These four memoranda appear to fit squarely within the meaning of Exemption 5 as enunciated by the Supreme Court in Sears, supra. 421 U.S. at 150-51. Each document reflects ongoing developments in a Government negotiating process. Legal and policy matters are carefully evaluated in the various documents. Advice, obstacles, alternatives, and recommendations are weighed and balanced as the agency progresses toward a final decision. Clearly these intermediate documents constitute privileged deliberations intended to be viewed only by other departmental participants in the decisionmaking process. While disclosure is the general rule under the Freedom of Information Act, it also remains essential to exempt material that meets the narrow criteria of the Act's exceptions. The Government cannot claim indiscriminate secrecy, but in the rare instances where a document is a bona fide intra-agency memorandum dealing strictly with pre-decisional deliberations, it should be shielded from public scrutiny. S.Rep. No. 813, 89th Cong., 1st Sess. 9 (1965). Furthermore, the Court's examination of both these internal documents and the legal memoranda reveals that no factual or other non-exempt material can be segregated and revealed to plaintiff without invading the secrecy of the documents. EPA v. Mink, supra 410 U.S. at 87-92.

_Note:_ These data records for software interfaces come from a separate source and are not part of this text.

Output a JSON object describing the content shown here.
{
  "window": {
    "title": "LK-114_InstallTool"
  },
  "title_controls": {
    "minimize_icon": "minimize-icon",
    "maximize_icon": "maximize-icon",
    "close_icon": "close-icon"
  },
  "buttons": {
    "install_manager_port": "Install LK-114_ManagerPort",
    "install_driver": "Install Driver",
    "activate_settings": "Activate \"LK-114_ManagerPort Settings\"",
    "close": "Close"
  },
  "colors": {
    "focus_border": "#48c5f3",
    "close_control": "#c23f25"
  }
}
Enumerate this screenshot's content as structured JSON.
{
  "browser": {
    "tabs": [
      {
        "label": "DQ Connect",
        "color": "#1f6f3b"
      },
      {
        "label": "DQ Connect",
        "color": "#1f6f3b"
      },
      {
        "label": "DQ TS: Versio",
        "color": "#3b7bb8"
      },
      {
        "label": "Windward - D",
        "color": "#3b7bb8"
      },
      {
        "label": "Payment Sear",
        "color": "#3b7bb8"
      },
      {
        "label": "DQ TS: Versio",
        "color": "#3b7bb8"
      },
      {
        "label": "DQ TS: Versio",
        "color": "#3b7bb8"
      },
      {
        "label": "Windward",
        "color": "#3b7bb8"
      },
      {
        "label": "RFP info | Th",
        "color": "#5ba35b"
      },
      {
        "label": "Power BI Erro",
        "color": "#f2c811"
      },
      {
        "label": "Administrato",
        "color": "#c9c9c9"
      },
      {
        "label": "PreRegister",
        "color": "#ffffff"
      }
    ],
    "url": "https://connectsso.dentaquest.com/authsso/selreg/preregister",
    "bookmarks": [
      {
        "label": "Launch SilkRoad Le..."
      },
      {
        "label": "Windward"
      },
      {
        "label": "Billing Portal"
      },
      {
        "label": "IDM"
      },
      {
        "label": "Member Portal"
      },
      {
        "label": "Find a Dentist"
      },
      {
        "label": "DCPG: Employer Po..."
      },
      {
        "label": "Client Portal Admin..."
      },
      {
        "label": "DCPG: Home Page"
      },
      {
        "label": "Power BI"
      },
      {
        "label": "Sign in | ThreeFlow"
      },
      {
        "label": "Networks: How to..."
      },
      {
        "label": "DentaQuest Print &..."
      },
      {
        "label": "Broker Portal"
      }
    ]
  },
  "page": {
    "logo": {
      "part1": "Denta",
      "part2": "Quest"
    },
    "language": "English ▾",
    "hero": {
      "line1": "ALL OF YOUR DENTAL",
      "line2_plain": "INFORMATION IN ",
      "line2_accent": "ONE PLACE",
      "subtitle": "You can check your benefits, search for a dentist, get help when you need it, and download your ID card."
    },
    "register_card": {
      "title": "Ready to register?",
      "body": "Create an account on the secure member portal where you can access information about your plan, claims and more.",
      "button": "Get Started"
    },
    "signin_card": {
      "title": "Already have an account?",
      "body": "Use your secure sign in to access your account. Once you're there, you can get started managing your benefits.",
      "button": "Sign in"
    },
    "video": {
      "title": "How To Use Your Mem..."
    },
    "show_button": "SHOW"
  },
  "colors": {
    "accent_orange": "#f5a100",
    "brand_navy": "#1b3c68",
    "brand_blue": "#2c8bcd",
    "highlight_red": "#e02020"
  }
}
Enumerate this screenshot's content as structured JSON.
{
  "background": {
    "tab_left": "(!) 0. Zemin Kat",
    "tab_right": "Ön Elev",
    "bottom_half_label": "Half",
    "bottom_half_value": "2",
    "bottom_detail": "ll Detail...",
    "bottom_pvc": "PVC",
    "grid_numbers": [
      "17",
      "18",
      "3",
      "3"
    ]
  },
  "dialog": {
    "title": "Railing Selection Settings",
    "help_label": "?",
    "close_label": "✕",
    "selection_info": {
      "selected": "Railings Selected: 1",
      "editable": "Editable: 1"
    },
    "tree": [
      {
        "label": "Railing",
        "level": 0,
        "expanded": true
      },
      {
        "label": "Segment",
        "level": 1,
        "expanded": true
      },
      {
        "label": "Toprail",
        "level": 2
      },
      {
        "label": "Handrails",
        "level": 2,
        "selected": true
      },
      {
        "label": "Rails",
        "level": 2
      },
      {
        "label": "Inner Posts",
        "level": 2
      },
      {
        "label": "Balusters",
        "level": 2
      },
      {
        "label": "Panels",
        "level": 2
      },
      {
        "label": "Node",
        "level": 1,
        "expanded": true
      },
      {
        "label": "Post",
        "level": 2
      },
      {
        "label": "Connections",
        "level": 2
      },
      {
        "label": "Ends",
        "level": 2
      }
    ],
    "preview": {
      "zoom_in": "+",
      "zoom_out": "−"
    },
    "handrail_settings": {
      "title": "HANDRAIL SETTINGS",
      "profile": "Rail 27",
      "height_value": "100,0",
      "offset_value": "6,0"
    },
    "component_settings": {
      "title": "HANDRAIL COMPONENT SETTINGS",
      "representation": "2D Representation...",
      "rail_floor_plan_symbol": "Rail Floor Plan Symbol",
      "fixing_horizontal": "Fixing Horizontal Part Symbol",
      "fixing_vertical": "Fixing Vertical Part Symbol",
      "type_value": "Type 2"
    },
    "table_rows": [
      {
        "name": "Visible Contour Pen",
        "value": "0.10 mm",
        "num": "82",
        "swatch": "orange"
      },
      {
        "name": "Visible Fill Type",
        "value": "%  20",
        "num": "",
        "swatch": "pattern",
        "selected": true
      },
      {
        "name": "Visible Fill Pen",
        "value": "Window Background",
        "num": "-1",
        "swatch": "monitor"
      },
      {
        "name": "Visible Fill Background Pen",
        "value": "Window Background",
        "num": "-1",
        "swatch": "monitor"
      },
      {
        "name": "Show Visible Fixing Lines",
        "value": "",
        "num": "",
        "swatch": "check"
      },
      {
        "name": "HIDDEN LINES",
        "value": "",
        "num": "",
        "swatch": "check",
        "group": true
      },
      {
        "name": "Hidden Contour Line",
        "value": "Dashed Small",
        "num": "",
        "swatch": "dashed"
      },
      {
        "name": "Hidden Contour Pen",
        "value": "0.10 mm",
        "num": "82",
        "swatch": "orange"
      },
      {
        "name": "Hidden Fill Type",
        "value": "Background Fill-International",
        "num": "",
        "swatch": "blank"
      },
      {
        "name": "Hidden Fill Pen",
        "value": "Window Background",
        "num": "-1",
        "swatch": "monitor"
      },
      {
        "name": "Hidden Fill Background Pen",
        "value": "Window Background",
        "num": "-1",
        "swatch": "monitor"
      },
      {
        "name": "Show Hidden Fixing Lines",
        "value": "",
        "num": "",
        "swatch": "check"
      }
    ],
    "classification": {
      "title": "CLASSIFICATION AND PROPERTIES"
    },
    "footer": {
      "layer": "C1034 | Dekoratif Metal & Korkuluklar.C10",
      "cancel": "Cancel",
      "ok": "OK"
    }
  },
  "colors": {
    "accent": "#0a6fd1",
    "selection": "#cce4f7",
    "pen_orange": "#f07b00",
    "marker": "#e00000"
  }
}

Plaintiff's final contention is that even if all the withheld documents fall within Exemption 5, defendants have failed to demonstrate as required why disclosure would be harmful to the Government. See 32 C.F.R. § 806.23. The departmental decision, as noted, found that disclosure would "inhibit the expression of candid opinions among Air Force personnel" and be detrimental to the Department's decision-making process. The Barrett affidavit reiterates this statement, pointing to the possible impairment of a "free and frank exchange of ideas among Air Force personnel." While this language of potential detriment is not to be given a talismanic effect, the Court finds in accord with Air Force representations that the intra-departmental communications are of a sensitive, confidential nature and that their disclosure would in fact be harmful to future deliberations and contract negotiations. Kaiser Alum. & Chem. Corp. v. United States, supra, 157 F. Supp. at 946. Absent any public bidding or procurement requirements, revelation of the material is unwarranted.
Accordingly, upon consideration of the Cross-Motions for Summary Judgment, the respective points and authorities, oral argument of counsel having been heard, and for the reasons set forth in this ...